Khyber writes "A recent DDoS attack against a UK-based anti-pirating firm, ACS:Law, has resulted in a large backup archive of the server contents being made available for download, [and this archive] is now being hosted by the Pirate Bay. Within this archive are e-mails from Andrew Crossley basically admitting that he is running a scam job, sending out thousands of frivolous legal threats on the premise that a percentage pay up immediately to avoid legal hassles."
fatnickc writes "The UK's Channel 4, from the 16th of September, will be broadcasting a few programmes in 3D, the full list of which can be found here. While the likes of a 3D Miley Cyrus concert aren't exactly groundbreaking, this will give 3D viewing at home much more publicity, paving the way for even more interesting projects in the future. In partnership with retailer Sainsbury's, Channel 4 are producing free 3D glasses so that as many people as possible can watch them, although it's unclear which of the various types they'll be. "
from the download-the-rest-of-this-summary-for-five-bucks dept.
A round-table discussion at Gametopius looks into the state of downloadable content for games as it has evolved over the past several years, going from an occasional, welcome supplement to being a common marketing strategy for most of the industry, frequently causing irritation over pricing and availability.
"All of the map packs so far released for the Call of Duty games have been $10 each to download on consoles through closed networks, while PC gamers could download those same packs for free off of FileShack or somewhere else.
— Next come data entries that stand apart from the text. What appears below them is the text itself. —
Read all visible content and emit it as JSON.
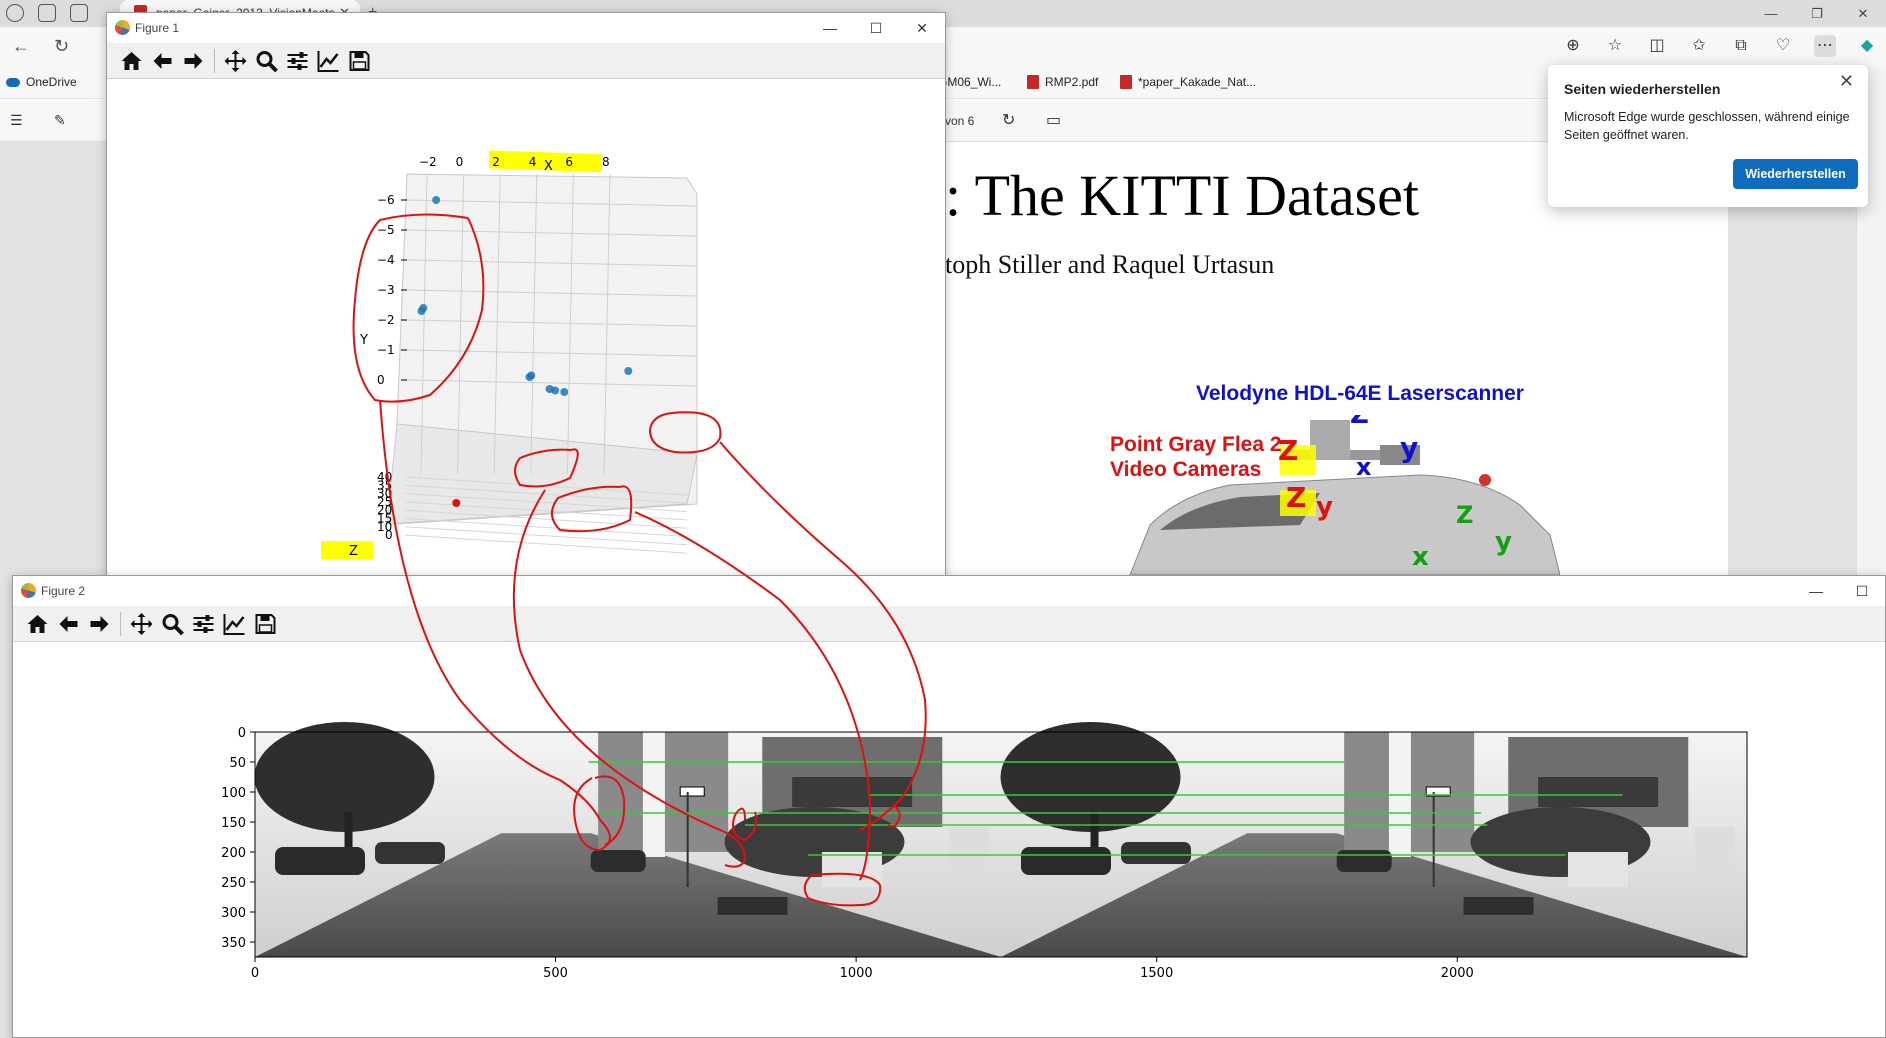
{
  "browser": {
    "tab_title": "paper_Geiger_2013_VisionMeets...",
    "favorites": [
      {
        "label": "OneDrive"
      },
      {
        "label": "PGM06_Wi..."
      },
      {
        "label": "RMP2.pdf"
      },
      {
        "label": "*paper_Kakade_Nat..."
      }
    ],
    "page_counter": "von 6"
  },
  "pdf": {
    "title": ": The KITTI Dataset",
    "authors": "toph Stiller and Raquel Urtasun",
    "velodyne_label": "Velodyne HDL-64E Laserscanner",
    "camera_label_line1": "Point Gray Flea 2",
    "camera_label_line2": "Video Cameras",
    "axis_letters": {
      "z": "Z",
      "x": "X",
      "y": "y",
      "x2": "x",
      "z2": "Z",
      "y2": "y",
      "x3": "x",
      "z3": "Z",
      "y3": "y"
    }
  },
  "popup": {
    "title": "Seiten wiederherstellen",
    "text": "Microsoft Edge wurde geschlossen, während einige Seiten geöffnet waren.",
    "button": "Wiederherstellen"
  },
  "figure1": {
    "window_title": "Figure 1",
    "chart_data": {
      "type": "scatter",
      "title": "",
      "xlabel": "X",
      "ylabel": "Y",
      "zlabel": "Z",
      "x_ticks": [
        "−2",
        "0",
        "2",
        "4",
        "6",
        "8"
      ],
      "y_ticks": [
        "−6",
        "−5",
        "−4",
        "−3",
        "−2",
        "−1",
        "0"
      ],
      "z_ticks": [
        "40",
        "35",
        "30",
        "25",
        "20",
        "15",
        "10",
        "0"
      ],
      "points_blue": [
        {
          "x": -1.5,
          "y": -6.0
        },
        {
          "x": -2.2,
          "y": -2.4
        },
        {
          "x": -2.3,
          "y": -2.3
        },
        {
          "x": 3.6,
          "y": -0.1
        },
        {
          "x": 3.7,
          "y": -0.15
        },
        {
          "x": 4.7,
          "y": 0.3
        },
        {
          "x": 5.0,
          "y": 0.35
        },
        {
          "x": 5.5,
          "y": 0.4
        },
        {
          "x": 9.0,
          "y": -0.3
        }
      ],
      "points_red": [
        {
          "x": -0.4,
          "y": 0.6
        }
      ]
    }
  },
  "figure2": {
    "window_title": "Figure 2",
    "chart_data": {
      "type": "image",
      "x_ticks": [
        "0",
        "500",
        "1000",
        "1500",
        "2000"
      ],
      "y_ticks": [
        "0",
        "50",
        "100",
        "150",
        "200",
        "250",
        "300",
        "350"
      ],
      "xlim": [
        0,
        2482
      ],
      "ylim": [
        375,
        0
      ],
      "match_lines_y": [
        50,
        105,
        135,
        155,
        205
      ]
    }
  },
  "colors": {
    "match_line": "#33cc33",
    "annotation": "#e01010",
    "highlight": "#ffff00",
    "scatter_blue": "#1f77b4",
    "scatter_red": "#e01010"
  }
}
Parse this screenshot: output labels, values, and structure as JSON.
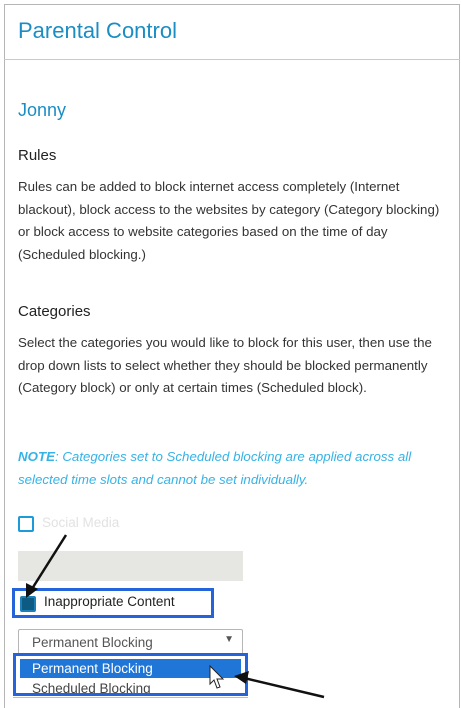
{
  "page": {
    "title": "Parental Control",
    "user_name": "Jonny"
  },
  "rules": {
    "heading": "Rules",
    "description": "Rules can be added to block internet access completely (Internet blackout), block access to the websites by category (Category blocking) or block access to website categories based on the time of day (Scheduled blocking.)"
  },
  "categories": {
    "heading": "Categories",
    "description": "Select the categories you would like to block for this user, then use the drop down lists to select whether they should be blocked permanently (Category block) or only at certain times (Scheduled block).",
    "note_label": "NOTE",
    "note_text": ": Categories set to Scheduled blocking are applied across all selected time slots and cannot be set individually.",
    "items": [
      {
        "label": "Social Media",
        "checked": false
      },
      {
        "label": "Inappropriate Content",
        "checked": true
      }
    ]
  },
  "blocking_select": {
    "value": "Permanent Blocking",
    "arrow_icon": "chevron-down-icon",
    "options": [
      "Permanent Blocking",
      "Scheduled Blocking"
    ],
    "highlighted_index": 0
  },
  "colors": {
    "accent": "#1b8dc4",
    "highlight_box": "#2463d9",
    "option_highlight": "#2076d6",
    "note": "#35b3e6"
  }
}
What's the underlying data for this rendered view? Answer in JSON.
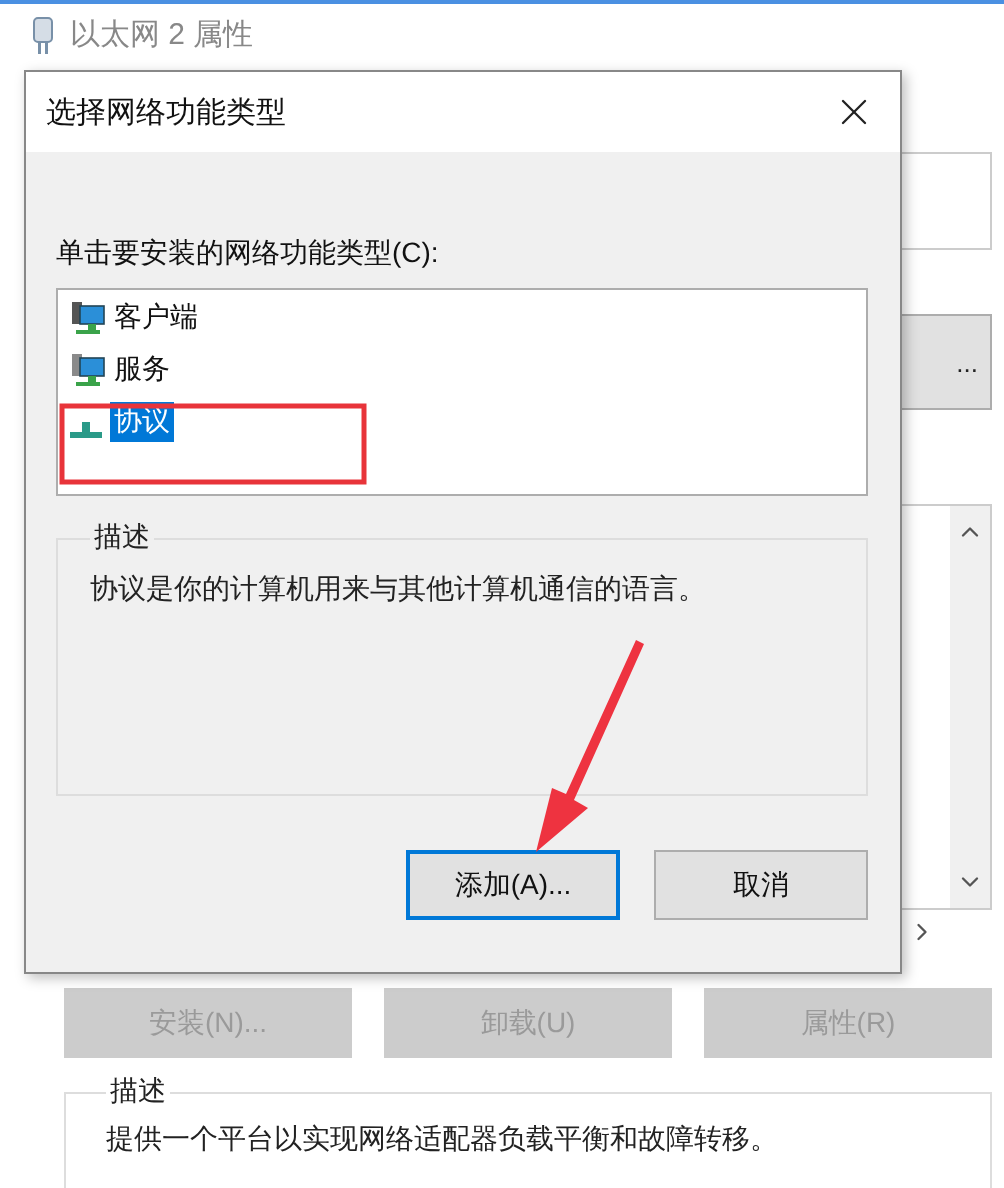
{
  "background_window": {
    "title": "以太网 2 属性",
    "partial_button": "...",
    "buttons": [
      {
        "label": "安装(N)...",
        "disabled": true
      },
      {
        "label": "卸载(U)",
        "disabled": true
      },
      {
        "label": "属性(R)",
        "disabled": true
      }
    ],
    "description": {
      "label": "描述",
      "text": "提供一个平台以实现网络适配器负载平衡和故障转移。"
    }
  },
  "dialog": {
    "title": "选择网络功能类型",
    "prompt": "单击要安装的网络功能类型(C):",
    "items": [
      {
        "label": "客户端",
        "kind": "client",
        "selected": false
      },
      {
        "label": "服务",
        "kind": "service",
        "selected": false
      },
      {
        "label": "协议",
        "kind": "protocol",
        "selected": true
      }
    ],
    "description": {
      "label": "描述",
      "text": "协议是你的计算机用来与其他计算机通信的语言。"
    },
    "buttons": [
      {
        "label": "添加(A)...",
        "default": true
      },
      {
        "label": "取消",
        "default": false
      }
    ]
  }
}
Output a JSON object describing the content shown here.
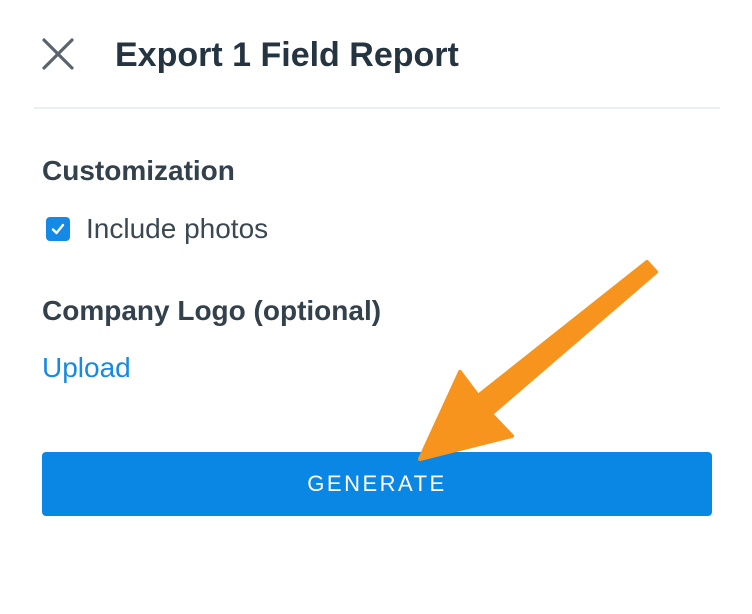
{
  "dialog": {
    "title": "Export 1 Field Report"
  },
  "customization": {
    "heading": "Customization",
    "include_photos_label": "Include photos",
    "include_photos_checked": true
  },
  "logo": {
    "heading": "Company Logo (optional)",
    "upload_label": "Upload"
  },
  "actions": {
    "generate_label": "GENERATE"
  },
  "colors": {
    "primary": "#0a86e4",
    "link": "#168ae0",
    "text": "#2e3b46",
    "annotation_arrow": "#f7941e"
  },
  "icons": {
    "close": "close-icon",
    "checkbox": "checkmark-icon",
    "annotation": "arrow-annotation-icon"
  }
}
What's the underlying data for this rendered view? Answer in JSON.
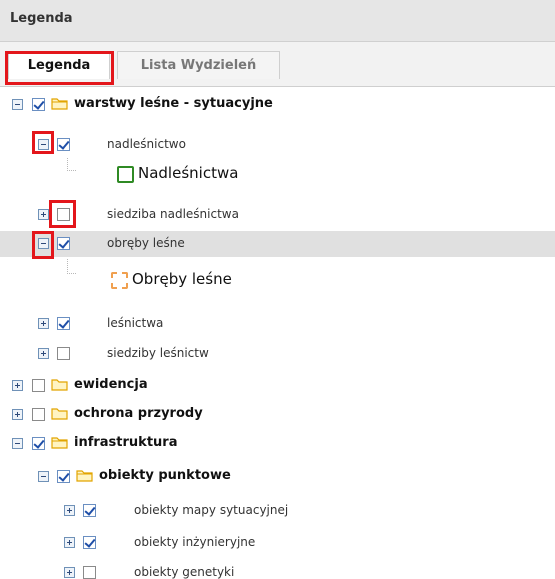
{
  "panel_title": "Legenda",
  "tabs": [
    {
      "label": "Legenda",
      "active": true
    },
    {
      "label": "Lista Wydzieleń",
      "active": false
    }
  ],
  "highlight_color": "#e3161b",
  "tree": {
    "warstwy": {
      "label": "warstwy leśne - sytuacyjne",
      "checked": true,
      "expanded": true
    },
    "nadlesnictwo": {
      "label": "nadleśnictwo",
      "checked": true,
      "expanded": true,
      "legend": "Nadleśnictwa",
      "legend_color": "#2f8a24"
    },
    "siedziba_nadl": {
      "label": "siedziba nadleśnictwa",
      "checked": false,
      "expanded": false
    },
    "obreby": {
      "label": "obręby leśne",
      "checked": true,
      "expanded": true,
      "legend": "Obręby leśne",
      "legend_color": "#f0a050"
    },
    "lesnictwa": {
      "label": "leśnictwa",
      "checked": true,
      "expanded": false
    },
    "siedziby_lesn": {
      "label": "siedziby leśnictw",
      "checked": false,
      "expanded": false
    },
    "ewidencja": {
      "label": "ewidencja",
      "checked": false,
      "expanded": false
    },
    "ochrona": {
      "label": "ochrona przyrody",
      "checked": false,
      "expanded": false
    },
    "infrastruktura": {
      "label": "infrastruktura",
      "checked": true,
      "expanded": true
    },
    "obiekty_punktowe": {
      "label": "obiekty punktowe",
      "checked": true,
      "expanded": true
    },
    "mapy_sytuacyjnej": {
      "label": "obiekty mapy sytuacyjnej",
      "checked": true,
      "expanded": false
    },
    "inzynieryjne": {
      "label": "obiekty inżynieryjne",
      "checked": true,
      "expanded": false
    },
    "genetyki": {
      "label": "obiekty genetyki",
      "checked": false,
      "expanded": false
    }
  }
}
Valve's own Team Fortress 2 has received a significant amount of DLC that's been completely free on the PC. Xbox owners of the same game, however, have only received perhaps half of that content, and they have had to pay for it in $5 packs. Why is this? The idea of this kind of content delivery was scarcely heard of on consoles, so console gamers see no reason not to pay for it. But on the PC, these amounts of content are usually just considered parts of patches. Furthermore, why pay for a few extra maps and costumes when modders are making and offering new ones for free all the time?"
from the representative-piracy dept.
Barence writes "The UK Pirate Party wants to reform copyright and patent laws, abolish the surveillance state and increase our freedom of speech, and it's just been recognized as a political party. In this interview with PC Pro, UK Pirate Party leader Andrew Robinson explains how he's planning to shake up the political landscape. 'What we really want to do is raise awareness, so that the other parties say "bloody hell, they've got seven million votes this time out," or one million votes, or enough votes to make them care and seriously think about these issues.'"
Barence writes: "The UK Pirate Party wants to reform copyright and patent laws, abolish the surveillance state and increase our freedom of speech, and it's just been recognised as a political party. In this interview with PC Pro, UK Pirate Party leader Andrew Robinson explains how he's planning to shake up the political landscape. "What we really want to do is raise awareness, so that the other parties say 'bloody hell, they've got seven million votes this time out', or one million votes, or enough votes to make them care and seriously think about these issues.""
How are you gentlemen !!
All your freedoms are belong to us.
You are on the way to lawsuit.
You have no chance to win make your time.
Ha ha ha ha...
Take off every 'MPEG AUDIO LAYER 3'!!
You know what you doing.
Move 'MPEG AUDIO LAYER 3'.
For great justice.